WORK TASK - Please write out the listing exactly, with nothing altered.

DATA FOR REVIEW -
━━━━━━━━━━━━━━━━━━━━━━━━━━━━━━

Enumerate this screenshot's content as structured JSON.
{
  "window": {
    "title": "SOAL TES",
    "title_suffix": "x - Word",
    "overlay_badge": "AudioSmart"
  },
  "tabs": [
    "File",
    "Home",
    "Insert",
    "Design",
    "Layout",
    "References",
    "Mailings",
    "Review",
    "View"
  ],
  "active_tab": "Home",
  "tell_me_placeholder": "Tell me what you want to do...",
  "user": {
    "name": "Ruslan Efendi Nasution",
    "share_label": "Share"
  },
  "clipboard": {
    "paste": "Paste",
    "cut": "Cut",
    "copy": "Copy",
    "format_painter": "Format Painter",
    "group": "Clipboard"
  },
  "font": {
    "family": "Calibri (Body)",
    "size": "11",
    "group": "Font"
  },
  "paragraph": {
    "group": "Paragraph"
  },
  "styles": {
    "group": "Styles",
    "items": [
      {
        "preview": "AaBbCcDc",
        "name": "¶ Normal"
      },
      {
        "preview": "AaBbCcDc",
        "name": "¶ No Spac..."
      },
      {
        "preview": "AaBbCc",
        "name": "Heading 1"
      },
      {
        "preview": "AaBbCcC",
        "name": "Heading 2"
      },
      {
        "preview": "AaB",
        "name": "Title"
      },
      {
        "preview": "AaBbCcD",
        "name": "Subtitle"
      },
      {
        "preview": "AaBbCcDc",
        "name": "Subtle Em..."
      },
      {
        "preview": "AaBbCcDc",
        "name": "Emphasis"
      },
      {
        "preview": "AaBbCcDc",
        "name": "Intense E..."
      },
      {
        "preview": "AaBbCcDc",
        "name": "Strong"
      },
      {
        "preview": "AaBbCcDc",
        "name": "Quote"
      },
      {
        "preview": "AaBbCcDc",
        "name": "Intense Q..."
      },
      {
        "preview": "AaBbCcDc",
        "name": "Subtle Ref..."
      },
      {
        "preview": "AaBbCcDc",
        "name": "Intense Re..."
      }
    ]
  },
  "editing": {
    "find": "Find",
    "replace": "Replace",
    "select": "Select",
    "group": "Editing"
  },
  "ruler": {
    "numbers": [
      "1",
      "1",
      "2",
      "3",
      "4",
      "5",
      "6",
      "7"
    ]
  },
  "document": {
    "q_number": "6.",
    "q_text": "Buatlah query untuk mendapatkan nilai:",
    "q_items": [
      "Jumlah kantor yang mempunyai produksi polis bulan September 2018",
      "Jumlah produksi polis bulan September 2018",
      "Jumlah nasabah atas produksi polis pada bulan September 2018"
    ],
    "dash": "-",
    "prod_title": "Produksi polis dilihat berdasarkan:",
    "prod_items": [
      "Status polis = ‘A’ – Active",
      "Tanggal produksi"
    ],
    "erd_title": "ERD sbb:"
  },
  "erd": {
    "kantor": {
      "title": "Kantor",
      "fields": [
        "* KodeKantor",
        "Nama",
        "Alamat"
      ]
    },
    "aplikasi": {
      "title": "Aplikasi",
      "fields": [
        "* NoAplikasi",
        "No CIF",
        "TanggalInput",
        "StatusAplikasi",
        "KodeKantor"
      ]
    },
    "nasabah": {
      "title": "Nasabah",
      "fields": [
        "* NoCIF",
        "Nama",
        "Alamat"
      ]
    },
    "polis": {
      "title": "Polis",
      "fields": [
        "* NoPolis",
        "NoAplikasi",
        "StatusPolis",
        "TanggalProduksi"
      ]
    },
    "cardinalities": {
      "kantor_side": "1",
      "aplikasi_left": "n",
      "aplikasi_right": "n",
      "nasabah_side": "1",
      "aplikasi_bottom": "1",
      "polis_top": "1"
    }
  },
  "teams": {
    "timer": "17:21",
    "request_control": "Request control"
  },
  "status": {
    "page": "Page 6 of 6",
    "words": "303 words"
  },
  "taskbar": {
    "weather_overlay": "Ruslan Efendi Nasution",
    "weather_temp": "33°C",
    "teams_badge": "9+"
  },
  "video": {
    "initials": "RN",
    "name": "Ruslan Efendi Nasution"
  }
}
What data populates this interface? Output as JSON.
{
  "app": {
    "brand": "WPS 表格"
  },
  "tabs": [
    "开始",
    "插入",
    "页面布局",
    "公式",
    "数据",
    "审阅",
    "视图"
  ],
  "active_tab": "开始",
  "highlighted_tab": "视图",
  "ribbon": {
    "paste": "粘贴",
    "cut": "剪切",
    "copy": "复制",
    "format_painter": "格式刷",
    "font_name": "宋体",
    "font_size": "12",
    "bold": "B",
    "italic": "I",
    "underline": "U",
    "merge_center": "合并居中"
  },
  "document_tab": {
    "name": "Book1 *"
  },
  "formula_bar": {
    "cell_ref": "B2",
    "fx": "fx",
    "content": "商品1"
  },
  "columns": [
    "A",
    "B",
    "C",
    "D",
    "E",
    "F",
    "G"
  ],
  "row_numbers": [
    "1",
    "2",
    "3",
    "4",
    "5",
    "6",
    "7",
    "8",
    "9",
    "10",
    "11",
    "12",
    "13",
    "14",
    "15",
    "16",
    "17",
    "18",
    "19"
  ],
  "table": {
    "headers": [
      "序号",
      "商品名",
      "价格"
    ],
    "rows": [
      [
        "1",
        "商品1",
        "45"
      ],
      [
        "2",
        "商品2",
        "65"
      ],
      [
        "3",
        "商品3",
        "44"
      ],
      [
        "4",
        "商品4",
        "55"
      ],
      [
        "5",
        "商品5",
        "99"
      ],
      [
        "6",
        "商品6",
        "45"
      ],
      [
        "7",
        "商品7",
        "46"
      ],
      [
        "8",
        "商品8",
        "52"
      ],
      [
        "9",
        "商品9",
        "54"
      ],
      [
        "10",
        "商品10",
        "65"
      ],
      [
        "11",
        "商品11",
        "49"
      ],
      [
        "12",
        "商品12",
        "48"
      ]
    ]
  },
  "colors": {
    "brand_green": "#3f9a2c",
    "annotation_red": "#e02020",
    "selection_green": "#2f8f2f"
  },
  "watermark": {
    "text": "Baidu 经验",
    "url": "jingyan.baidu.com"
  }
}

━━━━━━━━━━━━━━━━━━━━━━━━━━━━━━

ANSWER SPACE -
Enumerate this screenshot's content as structured JSON.
{
  "window": {
    "title": "SOAL TES",
    "title_suffix": "x - Word",
    "overlay_badge": "AudioSmart"
  },
  "tabs": [
    "File",
    "Home",
    "Insert",
    "Design",
    "Layout",
    "References",
    "Mailings",
    "Review",
    "View"
  ],
  "active_tab": "Home",
  "tell_me_placeholder": "Tell me what you want to do...",
  "user": {
    "name": "Ruslan Efendi Nasution",
    "share_label": "Share"
  },
  "clipboard": {
    "paste": "Paste",
    "cut": "Cut",
    "copy": "Copy",
    "format_painter": "Format Painter",
    "group": "Clipboard"
  },
  "font": {
    "family": "Calibri (Body)",
    "size": "11",
    "group": "Font"
  },
  "paragraph": {
    "group": "Paragraph"
  },
  "styles": {
    "group": "Styles",
    "items": [
      {
        "preview": "AaBbCcDc",
        "name": "¶ Normal"
      },
      {
        "preview": "AaBbCcDc",
        "name": "¶ No Spac..."
      },
      {
        "preview": "AaBbCc",
        "name": "Heading 1"
      },
      {
        "preview": "AaBbCcC",
        "name": "Heading 2"
      },
      {
        "preview": "AaB",
        "name": "Title"
      },
      {
        "preview": "AaBbCcD",
        "name": "Subtitle"
      },
      {
        "preview": "AaBbCcDc",
        "name": "Subtle Em..."
      },
      {
        "preview": "AaBbCcDc",
        "name": "Emphasis"
      },
      {
        "preview": "AaBbCcDc",
        "name": "Intense E..."
      },
      {
        "preview": "AaBbCcDc",
        "name": "Strong"
      },
      {
        "preview": "AaBbCcDc",
        "name": "Quote"
      },
      {
        "preview": "AaBbCcDc",
        "name": "Intense Q..."
      },
      {
        "preview": "AaBbCcDc",
        "name": "Subtle Ref..."
      },
      {
        "preview": "AaBbCcDc",
        "name": "Intense Re..."
      }
    ]
  },
  "editing": {
    "find": "Find",
    "replace": "Replace",
    "select": "Select",
    "group": "Editing"
  },
  "ruler": {
    "numbers": [
      "1",
      "1",
      "2",
      "3",
      "4",
      "5",
      "6",
      "7"
    ]
  },
  "document": {
    "q_number": "6.",
    "q_text": "Buatlah query untuk mendapatkan nilai:",
    "q_items": [
      "Jumlah kantor yang mempunyai produksi polis bulan September 2018",
      "Jumlah produksi polis bulan September 2018",
      "Jumlah nasabah atas produksi polis pada bulan September 2018"
    ],
    "dash": "-",
    "prod_title": "Produksi polis dilihat berdasarkan:",
    "prod_items": [
      "Status polis = ‘A’ – Active",
      "Tanggal produksi"
    ],
    "erd_title": "ERD sbb:"
  },
  "erd": {
    "kantor": {
      "title": "Kantor",
      "fields": [
        "* KodeKantor",
        "Nama",
        "Alamat"
      ]
    },
    "aplikasi": {
      "title": "Aplikasi",
      "fields": [
        "* NoAplikasi",
        "No CIF",
        "TanggalInput",
        "StatusAplikasi",
        "KodeKantor"
      ]
    },
    "nasabah": {
      "title": "Nasabah",
      "fields": [
        "* NoCIF",
        "Nama",
        "Alamat"
      ]
    },
    "polis": {
      "title": "Polis",
      "fields": [
        "* NoPolis",
        "NoAplikasi",
        "StatusPolis",
        "TanggalProduksi"
      ]
    },
    "cardinalities": {
      "kantor_side": "1",
      "aplikasi_left": "n",
      "aplikasi_right": "n",
      "nasabah_side": "1",
      "aplikasi_bottom": "1",
      "polis_top": "1"
    }
  },
  "teams": {
    "timer": "17:21",
    "request_control": "Request control"
  },
  "status": {
    "page": "Page 6 of 6",
    "words": "303 words"
  },
  "taskbar": {
    "weather_overlay": "Ruslan Efendi Nasution",
    "weather_temp": "33°C",
    "teams_badge": "9+"
  },
  "video": {
    "initials": "RN",
    "name": "Ruslan Efendi Nasution"
  }
}
What data populates this interface? Output as JSON.
{
  "app": {
    "brand": "WPS 表格"
  },
  "tabs": [
    "开始",
    "插入",
    "页面布局",
    "公式",
    "数据",
    "审阅",
    "视图"
  ],
  "active_tab": "开始",
  "highlighted_tab": "视图",
  "ribbon": {
    "paste": "粘贴",
    "cut": "剪切",
    "copy": "复制",
    "format_painter": "格式刷",
    "font_name": "宋体",
    "font_size": "12",
    "bold": "B",
    "italic": "I",
    "underline": "U",
    "merge_center": "合并居中"
  },
  "document_tab": {
    "name": "Book1 *"
  },
  "formula_bar": {
    "cell_ref": "B2",
    "fx": "fx",
    "content": "商品1"
  },
  "columns": [
    "A",
    "B",
    "C",
    "D",
    "E",
    "F",
    "G"
  ],
  "row_numbers": [
    "1",
    "2",
    "3",
    "4",
    "5",
    "6",
    "7",
    "8",
    "9",
    "10",
    "11",
    "12",
    "13",
    "14",
    "15",
    "16",
    "17",
    "18",
    "19"
  ],
  "table": {
    "headers": [
      "序号",
      "商品名",
      "价格"
    ],
    "rows": [
      [
        "1",
        "商品1",
        "45"
      ],
      [
        "2",
        "商品2",
        "65"
      ],
      [
        "3",
        "商品3",
        "44"
      ],
      [
        "4",
        "商品4",
        "55"
      ],
      [
        "5",
        "商品5",
        "99"
      ],
      [
        "6",
        "商品6",
        "45"
      ],
      [
        "7",
        "商品7",
        "46"
      ],
      [
        "8",
        "商品8",
        "52"
      ],
      [
        "9",
        "商品9",
        "54"
      ],
      [
        "10",
        "商品10",
        "65"
      ],
      [
        "11",
        "商品11",
        "49"
      ],
      [
        "12",
        "商品12",
        "48"
      ]
    ]
  },
  "colors": {
    "brand_green": "#3f9a2c",
    "annotation_red": "#e02020",
    "selection_green": "#2f8f2f"
  },
  "watermark": {
    "text": "Baidu 经验",
    "url": "jingyan.baidu.com"
  }
}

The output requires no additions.